- [Exercise aim] What the task requires is each entry, restated exactly.

Items from an interface collection:
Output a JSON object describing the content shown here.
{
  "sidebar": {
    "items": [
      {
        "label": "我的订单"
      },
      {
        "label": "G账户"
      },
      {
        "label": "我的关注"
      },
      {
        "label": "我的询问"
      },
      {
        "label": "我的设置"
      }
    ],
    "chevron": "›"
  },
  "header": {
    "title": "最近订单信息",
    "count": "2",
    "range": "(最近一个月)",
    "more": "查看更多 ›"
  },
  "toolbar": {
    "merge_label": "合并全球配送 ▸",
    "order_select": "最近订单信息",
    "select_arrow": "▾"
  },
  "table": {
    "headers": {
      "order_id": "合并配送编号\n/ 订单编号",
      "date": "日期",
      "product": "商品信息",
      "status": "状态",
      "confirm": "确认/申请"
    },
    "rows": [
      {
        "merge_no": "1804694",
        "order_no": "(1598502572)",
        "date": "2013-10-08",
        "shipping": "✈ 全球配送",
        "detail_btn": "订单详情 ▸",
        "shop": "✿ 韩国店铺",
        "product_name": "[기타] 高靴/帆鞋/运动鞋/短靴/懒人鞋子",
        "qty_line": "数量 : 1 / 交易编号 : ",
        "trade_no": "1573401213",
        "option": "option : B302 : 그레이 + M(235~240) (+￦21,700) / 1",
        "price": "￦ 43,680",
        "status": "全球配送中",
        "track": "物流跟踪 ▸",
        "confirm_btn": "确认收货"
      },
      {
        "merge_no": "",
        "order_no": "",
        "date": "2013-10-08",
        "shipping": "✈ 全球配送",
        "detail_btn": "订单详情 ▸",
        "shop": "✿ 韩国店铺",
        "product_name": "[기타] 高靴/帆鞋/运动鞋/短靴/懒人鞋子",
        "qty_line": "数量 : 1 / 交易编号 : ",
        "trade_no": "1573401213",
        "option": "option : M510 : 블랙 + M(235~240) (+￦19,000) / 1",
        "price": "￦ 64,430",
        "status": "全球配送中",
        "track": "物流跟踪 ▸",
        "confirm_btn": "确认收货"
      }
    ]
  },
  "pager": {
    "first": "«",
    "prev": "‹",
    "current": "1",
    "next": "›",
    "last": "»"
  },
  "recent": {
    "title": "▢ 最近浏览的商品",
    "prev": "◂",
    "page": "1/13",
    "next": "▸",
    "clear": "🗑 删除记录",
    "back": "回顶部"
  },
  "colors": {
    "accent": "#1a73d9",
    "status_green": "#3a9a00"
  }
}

- [Output for this exercise]
Output a JSON object describing the content shown here.
{
  "sidebar": {
    "items": [
      {
        "label": "我的订单"
      },
      {
        "label": "G账户"
      },
      {
        "label": "我的关注"
      },
      {
        "label": "我的询问"
      },
      {
        "label": "我的设置"
      }
    ],
    "chevron": "›"
  },
  "header": {
    "title": "最近订单信息",
    "count": "2",
    "range": "(最近一个月)",
    "more": "查看更多 ›"
  },
  "toolbar": {
    "merge_label": "合并全球配送 ▸",
    "order_select": "最近订单信息",
    "select_arrow": "▾"
  },
  "table": {
    "headers": {
      "order_id": "合并配送编号\n/ 订单编号",
      "date": "日期",
      "product": "商品信息",
      "status": "状态",
      "confirm": "确认/申请"
    },
    "rows": [
      {
        "merge_no": "1804694",
        "order_no": "(1598502572)",
        "date": "2013-10-08",
        "shipping": "✈ 全球配送",
        "detail_btn": "订单详情 ▸",
        "shop": "✿ 韩国店铺",
        "product_name": "[기타] 高靴/帆鞋/运动鞋/短靴/懒人鞋子",
        "qty_line": "数量 : 1 / 交易编号 : ",
        "trade_no": "1573401213",
        "option": "option : B302 : 그레이 + M(235~240) (+￦21,700) / 1",
        "price": "￦ 43,680",
        "status": "全球配送中",
        "track": "物流跟踪 ▸",
        "confirm_btn": "确认收货"
      },
      {
        "merge_no": "",
        "order_no": "",
        "date": "2013-10-08",
        "shipping": "✈ 全球配送",
        "detail_btn": "订单详情 ▸",
        "shop": "✿ 韩国店铺",
        "product_name": "[기타] 高靴/帆鞋/运动鞋/短靴/懒人鞋子",
        "qty_line": "数量 : 1 / 交易编号 : ",
        "trade_no": "1573401213",
        "option": "option : M510 : 블랙 + M(235~240) (+￦19,000) / 1",
        "price": "￦ 64,430",
        "status": "全球配送中",
        "track": "物流跟踪 ▸",
        "confirm_btn": "确认收货"
      }
    ]
  },
  "pager": {
    "first": "«",
    "prev": "‹",
    "current": "1",
    "next": "›",
    "last": "»"
  },
  "recent": {
    "title": "▢ 最近浏览的商品",
    "prev": "◂",
    "page": "1/13",
    "next": "▸",
    "clear": "🗑 删除记录",
    "back": "回顶部"
  },
  "colors": {
    "accent": "#1a73d9",
    "status_green": "#3a9a00"
  }
}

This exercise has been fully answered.